Greene, a UCLA commit, touched 96 mph in his inning of work. That matched the velocity displayed by East starter D.L. Hall (Houston County High, Warner Robins, Ga.).
The Music Man
A question was posed to the East’s Cash Case (The First Academy, Mount Dora, Fla.): Does he play more positions or musical instruments?
“I play eight positions, but only three instruments,” said Case, who is proficient at the piano, with a guitar or a saxophone. “I could learn more if you wanted.”
Case had to be the most versatile player on either roster.
He was listed as a shortstop on the roster, played second base in the game (going hitless in two at-bats) and is comfortable virtually everywhere else on the diamond.
“I can play anywhere I’m need, and I think my bat can play anywhere,” said Case, who has a verbal commitment to Notre Dame.
Case said he began playing the piano as a 5-year-old and added the other instruments not long thereafter.
“My dad stressed the importance of music and the arts at a young age,” Case said. “Having background in those things sets me apart from all these kids.
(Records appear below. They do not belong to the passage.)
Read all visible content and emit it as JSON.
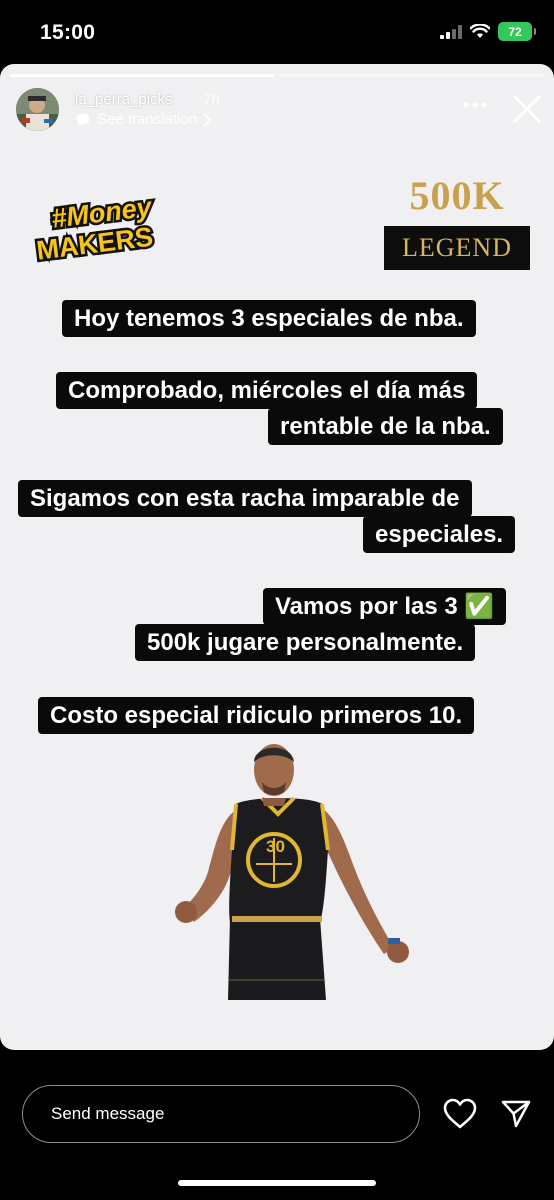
{
  "status_bar": {
    "time": "15:00",
    "battery": "72",
    "battery_color": "#34c759"
  },
  "story": {
    "user": {
      "username": "la_perra_picks",
      "time_ago": "7h",
      "translation_link": "See translation"
    },
    "logos": {
      "left_logo_line1": "#Money",
      "left_logo_line2": "MAKERS",
      "right_logo_top": "500K",
      "right_logo_bottom": "LEGEND"
    },
    "text_blocks": [
      {
        "lines": [
          "Hoy tenemos 3 especiales de nba."
        ]
      },
      {
        "lines": [
          "Comprobado, miércoles el día más",
          "rentable de la nba."
        ]
      },
      {
        "lines": [
          "Sigamos con esta racha imparable de",
          "especiales."
        ]
      },
      {
        "lines": [
          "Vamos por las 3 ✅",
          "500k jugare personalmente."
        ]
      },
      {
        "lines": [
          "Costo especial ridiculo primeros 10."
        ]
      }
    ],
    "player_jersey_number": "30",
    "progress_segments": 2,
    "active_segment": 1
  },
  "composer": {
    "placeholder": "Send message"
  },
  "icons": [
    "signal-icon",
    "wifi-icon",
    "battery-icon",
    "more-icon",
    "close-icon",
    "translate-icon",
    "chevron-right-icon",
    "heart-icon",
    "send-icon"
  ],
  "colors": {
    "story_bg": "#f0eff1",
    "text_block_bg": "#0a0a0a",
    "gold": "#c9a14d",
    "money_yellow": "#f7c41c"
  }
}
Being a great athlete and a great musician is something I’m really proud of. With baseball, you have to practice every day and be really focused. It’s the same thing with music.”
Imagine if Case could combine the two pursuits. He has an idea.
“I’ve written a few songs on the guitar that I think could make a good walk-up song,” he said.
The West roster included corner infielder Jacob Gonzalez, the son of former major league outfielder Luis Gonzalez.
Jacob attends Chaparral High in Scottsdale, Ariz., and has a verbal commitment to TCU. He said getting a glimpse inside a major league clubhouse has made a significant difference for him.
“Seeing the attitude that they bring to the table everyday, the positivity and just how they go about their business every single day,” said Jacob, whose instruction from his father has been simple and to the point. “He just tells me to go out there and work hard and have fun.”
Father and son are noticeably different players. Luis was a lefthanded-hitting outfielder. Jacob is a righthanded-hitting corner infielder. There is at least one similarity, however.
“We both have the leg kick, but I think that just runs in the blood,” Jacob said.
Kirk Kenney is a sportswriter for the San Diego Union-Tribune.